Still, it was two opera singers we were enjoying and must say that our favorite part of the afternoon was towards the end when we heard two selections from Gounod's  Roméo et Juliette.  Ms. Phillips' thrillingly bright soprano made "Je veux vivre" totally scintillating.  What followed was a duet with Mr. Kaiser, the scene in which the enamored couple must part since Romeo has been exiled.  It was incredibly moving and no sets or costumes were needed for us to believe the tragedy of premature separation.

Included in the program was the Meditation from Massenet's Thaïs which gave us the opportunity to hear Ms. Huang accompanying violinist Michelle Ross.  It was outstanding--sweetly seductive and passionate.

© meche kroop

1 comment:

  1. Dear Meche, I am so delighted to read your review of this marvelous recital. I was fortunate enough to be in the room with you last Sunday for a truly memorable performance by these two upcoming opera stars.their incomparable accompanist, and the violinist, Michelle Ross. I was even more fortunate to have gotten some quality face time with Miss Phillips at the reception which followed. I had been smitten by Susanna Phillips when I heard her perform recently with Renee Fleming in Previn's "A Streetcar Named Desire" at Carnegie Hall. What a treat to hear her now in this more intimate setting. The works chosen by her and Mr. Kaiser were each and every one a veritable treasure, and stood on its own. The final wrenching duet, "Qu'as-tu donc", from Gounod's "Romeo et Juliette" was full of pathos and so well conveyed the torment of the young lovers' as they were forced to separate.

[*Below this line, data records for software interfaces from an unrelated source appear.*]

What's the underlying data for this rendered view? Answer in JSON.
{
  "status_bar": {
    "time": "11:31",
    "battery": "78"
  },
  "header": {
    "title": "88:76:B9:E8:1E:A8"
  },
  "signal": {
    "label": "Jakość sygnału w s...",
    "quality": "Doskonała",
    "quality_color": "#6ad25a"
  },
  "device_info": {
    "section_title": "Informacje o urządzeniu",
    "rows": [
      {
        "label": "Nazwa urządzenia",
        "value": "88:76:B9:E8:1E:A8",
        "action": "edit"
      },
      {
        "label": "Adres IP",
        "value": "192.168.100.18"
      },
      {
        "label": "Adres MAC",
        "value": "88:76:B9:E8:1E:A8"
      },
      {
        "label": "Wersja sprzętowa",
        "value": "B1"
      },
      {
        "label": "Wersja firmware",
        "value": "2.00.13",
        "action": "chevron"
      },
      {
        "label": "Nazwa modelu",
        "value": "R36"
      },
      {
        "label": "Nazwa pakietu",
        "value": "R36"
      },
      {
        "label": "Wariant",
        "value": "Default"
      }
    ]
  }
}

    Thank you so much for memorializing this memorable musical moment!